**Assignment:**
Every single entry that follows is to be retyped exactly.

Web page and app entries
━━━━━━━━━━━━━━━━

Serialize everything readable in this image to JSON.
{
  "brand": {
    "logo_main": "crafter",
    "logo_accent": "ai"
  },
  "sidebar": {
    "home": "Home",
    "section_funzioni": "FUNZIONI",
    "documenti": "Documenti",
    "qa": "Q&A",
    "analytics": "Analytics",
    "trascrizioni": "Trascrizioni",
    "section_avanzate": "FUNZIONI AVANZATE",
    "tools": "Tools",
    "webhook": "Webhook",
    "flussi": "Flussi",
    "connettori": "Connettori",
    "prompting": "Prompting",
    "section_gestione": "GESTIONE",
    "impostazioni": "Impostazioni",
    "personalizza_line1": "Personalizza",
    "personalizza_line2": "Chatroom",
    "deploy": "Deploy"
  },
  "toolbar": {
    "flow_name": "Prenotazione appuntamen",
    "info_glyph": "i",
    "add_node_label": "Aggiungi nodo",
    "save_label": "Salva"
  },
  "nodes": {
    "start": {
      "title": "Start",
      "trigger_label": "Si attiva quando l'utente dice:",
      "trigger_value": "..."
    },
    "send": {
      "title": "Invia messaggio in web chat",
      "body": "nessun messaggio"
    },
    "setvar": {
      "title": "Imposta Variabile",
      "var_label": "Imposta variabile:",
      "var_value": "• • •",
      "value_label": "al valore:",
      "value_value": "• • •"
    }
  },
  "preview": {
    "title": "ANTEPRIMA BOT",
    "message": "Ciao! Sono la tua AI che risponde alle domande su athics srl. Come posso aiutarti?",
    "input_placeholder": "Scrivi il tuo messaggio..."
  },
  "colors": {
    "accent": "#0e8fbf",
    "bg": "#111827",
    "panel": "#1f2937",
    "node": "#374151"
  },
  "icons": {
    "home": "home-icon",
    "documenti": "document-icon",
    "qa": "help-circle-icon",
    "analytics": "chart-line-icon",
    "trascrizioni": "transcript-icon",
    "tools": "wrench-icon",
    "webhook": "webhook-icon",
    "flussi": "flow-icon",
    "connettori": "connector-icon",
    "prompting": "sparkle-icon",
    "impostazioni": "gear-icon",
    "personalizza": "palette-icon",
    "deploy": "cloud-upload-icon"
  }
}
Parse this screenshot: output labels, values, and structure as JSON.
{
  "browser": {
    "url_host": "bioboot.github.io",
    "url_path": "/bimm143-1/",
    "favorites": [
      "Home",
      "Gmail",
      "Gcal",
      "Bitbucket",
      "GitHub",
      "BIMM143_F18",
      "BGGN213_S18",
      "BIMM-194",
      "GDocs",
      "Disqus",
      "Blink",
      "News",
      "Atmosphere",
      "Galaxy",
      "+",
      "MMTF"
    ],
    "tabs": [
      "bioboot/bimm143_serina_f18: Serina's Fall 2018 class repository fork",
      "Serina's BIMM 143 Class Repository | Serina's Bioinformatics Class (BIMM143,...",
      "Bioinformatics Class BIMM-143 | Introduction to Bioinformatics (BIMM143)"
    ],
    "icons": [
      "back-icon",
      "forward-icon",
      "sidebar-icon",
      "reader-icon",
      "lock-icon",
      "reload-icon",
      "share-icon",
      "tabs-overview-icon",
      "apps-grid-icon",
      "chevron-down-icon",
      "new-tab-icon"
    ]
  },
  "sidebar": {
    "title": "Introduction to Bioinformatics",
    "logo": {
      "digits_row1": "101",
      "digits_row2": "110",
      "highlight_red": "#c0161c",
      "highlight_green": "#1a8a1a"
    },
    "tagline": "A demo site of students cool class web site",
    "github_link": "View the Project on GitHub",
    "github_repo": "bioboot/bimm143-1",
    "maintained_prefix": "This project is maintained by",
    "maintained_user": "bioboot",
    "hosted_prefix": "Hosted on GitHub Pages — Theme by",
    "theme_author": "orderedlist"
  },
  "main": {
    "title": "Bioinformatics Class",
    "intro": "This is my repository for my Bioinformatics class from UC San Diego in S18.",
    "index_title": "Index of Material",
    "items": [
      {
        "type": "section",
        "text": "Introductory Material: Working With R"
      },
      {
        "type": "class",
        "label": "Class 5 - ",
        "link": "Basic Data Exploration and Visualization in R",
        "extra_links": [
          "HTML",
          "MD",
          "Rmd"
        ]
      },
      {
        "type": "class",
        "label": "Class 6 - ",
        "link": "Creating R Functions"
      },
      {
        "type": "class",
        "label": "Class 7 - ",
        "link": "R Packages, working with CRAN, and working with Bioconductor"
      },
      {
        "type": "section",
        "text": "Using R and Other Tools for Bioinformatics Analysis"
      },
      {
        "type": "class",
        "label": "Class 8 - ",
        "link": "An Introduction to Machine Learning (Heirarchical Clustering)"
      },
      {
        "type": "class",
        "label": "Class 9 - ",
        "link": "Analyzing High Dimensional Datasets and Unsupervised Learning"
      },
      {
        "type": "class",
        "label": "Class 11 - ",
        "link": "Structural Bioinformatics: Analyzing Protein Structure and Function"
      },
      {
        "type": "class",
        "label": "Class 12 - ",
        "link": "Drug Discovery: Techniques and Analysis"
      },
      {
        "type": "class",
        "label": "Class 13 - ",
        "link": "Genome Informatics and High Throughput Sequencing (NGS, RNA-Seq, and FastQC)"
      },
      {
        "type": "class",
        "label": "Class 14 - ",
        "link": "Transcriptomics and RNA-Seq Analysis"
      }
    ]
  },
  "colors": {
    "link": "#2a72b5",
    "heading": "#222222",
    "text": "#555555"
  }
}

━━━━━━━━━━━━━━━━

**Exercise answer:**
Serialize everything readable in this image to JSON.
{
  "brand": {
    "logo_main": "crafter",
    "logo_accent": "ai"
  },
  "sidebar": {
    "home": "Home",
    "section_funzioni": "FUNZIONI",
    "documenti": "Documenti",
    "qa": "Q&A",
    "analytics": "Analytics",
    "trascrizioni": "Trascrizioni",
    "section_avanzate": "FUNZIONI AVANZATE",
    "tools": "Tools",
    "webhook": "Webhook",
    "flussi": "Flussi",
    "connettori": "Connettori",
    "prompting": "Prompting",
    "section_gestione": "GESTIONE",
    "impostazioni": "Impostazioni",
    "personalizza_line1": "Personalizza",
    "personalizza_line2": "Chatroom",
    "deploy": "Deploy"
  },
  "toolbar": {
    "flow_name": "Prenotazione appuntamen",
    "info_glyph": "i",
    "add_node_label": "Aggiungi nodo",
    "save_label": "Salva"
  },
  "nodes": {
    "start": {
      "title": "Start",
      "trigger_label": "Si attiva quando l'utente dice:",
      "trigger_value": "..."
    },
    "send": {
      "title": "Invia messaggio in web chat",
      "body": "nessun messaggio"
    },
    "setvar": {
      "title": "Imposta Variabile",
      "var_label": "Imposta variabile:",
      "var_value": "• • •",
      "value_label": "al valore:",
      "value_value": "• • •"
    }
  },
  "preview": {
    "title": "ANTEPRIMA BOT",
    "message": "Ciao! Sono la tua AI che risponde alle domande su athics srl. Come posso aiutarti?",
    "input_placeholder": "Scrivi il tuo messaggio..."
  },
  "colors": {
    "accent": "#0e8fbf",
    "bg": "#111827",
    "panel": "#1f2937",
    "node": "#374151"
  },
  "icons": {
    "home": "home-icon",
    "documenti": "document-icon",
    "qa": "help-circle-icon",
    "analytics": "chart-line-icon",
    "trascrizioni": "transcript-icon",
    "tools": "wrench-icon",
    "webhook": "webhook-icon",
    "flussi": "flow-icon",
    "connettori": "connector-icon",
    "prompting": "sparkle-icon",
    "impostazioni": "gear-icon",
    "personalizza": "palette-icon",
    "deploy": "cloud-upload-icon"
  }
}
Parse this screenshot: output labels, values, and structure as JSON.
{
  "browser": {
    "url_host": "bioboot.github.io",
    "url_path": "/bimm143-1/",
    "favorites": [
      "Home",
      "Gmail",
      "Gcal",
      "Bitbucket",
      "GitHub",
      "BIMM143_F18",
      "BGGN213_S18",
      "BIMM-194",
      "GDocs",
      "Disqus",
      "Blink",
      "News",
      "Atmosphere",
      "Galaxy",
      "+",
      "MMTF"
    ],
    "tabs": [
      "bioboot/bimm143_serina_f18: Serina's Fall 2018 class repository fork",
      "Serina's BIMM 143 Class Repository | Serina's Bioinformatics Class (BIMM143,...",
      "Bioinformatics Class BIMM-143 | Introduction to Bioinformatics (BIMM143)"
    ],
    "icons": [
      "back-icon",
      "forward-icon",
      "sidebar-icon",
      "reader-icon",
      "lock-icon",
      "reload-icon",
      "share-icon",
      "tabs-overview-icon",
      "apps-grid-icon",
      "chevron-down-icon",
      "new-tab-icon"
    ]
  },
  "sidebar": {
    "title": "Introduction to Bioinformatics",
    "logo": {
      "digits_row1": "101",
      "digits_row2": "110",
      "highlight_red": "#c0161c",
      "highlight_green": "#1a8a1a"
    },
    "tagline": "A demo site of students cool class web site",
    "github_link": "View the Project on GitHub",
    "github_repo": "bioboot/bimm143-1",
    "maintained_prefix": "This project is maintained by",
    "maintained_user": "bioboot",
    "hosted_prefix": "Hosted on GitHub Pages — Theme by",
    "theme_author": "orderedlist"
  },
  "main": {
    "title": "Bioinformatics Class",
    "intro": "This is my repository for my Bioinformatics class from UC San Diego in S18.",
    "index_title": "Index of Material",
    "items": [
      {
        "type": "section",
        "text": "Introductory Material: Working With R"
      },
      {
        "type": "class",
        "label": "Class 5 - ",
        "link": "Basic Data Exploration and Visualization in R",
        "extra_links": [
          "HTML",
          "MD",
          "Rmd"
        ]
      },
      {
        "type": "class",
        "label": "Class 6 - ",
        "link": "Creating R Functions"
      },
      {
        "type": "class",
        "label": "Class 7 - ",
        "link": "R Packages, working with CRAN, and working with Bioconductor"
      },
      {
        "type": "section",
        "text": "Using R and Other Tools for Bioinformatics Analysis"
      },
      {
        "type": "class",
        "label": "Class 8 - ",
        "link": "An Introduction to Machine Learning (Heirarchical Clustering)"
      },
      {
        "type": "class",
        "label": "Class 9 - ",
        "link": "Analyzing High Dimensional Datasets and Unsupervised Learning"
      },
      {
        "type": "class",
        "label": "Class 11 - ",
        "link": "Structural Bioinformatics: Analyzing Protein Structure and Function"
      },
      {
        "type": "class",
        "label": "Class 12 - ",
        "link": "Drug Discovery: Techniques and Analysis"
      },
      {
        "type": "class",
        "label": "Class 13 - ",
        "link": "Genome Informatics and High Throughput Sequencing (NGS, RNA-Seq, and FastQC)"
      },
      {
        "type": "class",
        "label": "Class 14 - ",
        "link": "Transcriptomics and RNA-Seq Analysis"
      }
    ]
  },
  "colors": {
    "link": "#2a72b5",
    "heading": "#222222",
    "text": "#555555"
  }
}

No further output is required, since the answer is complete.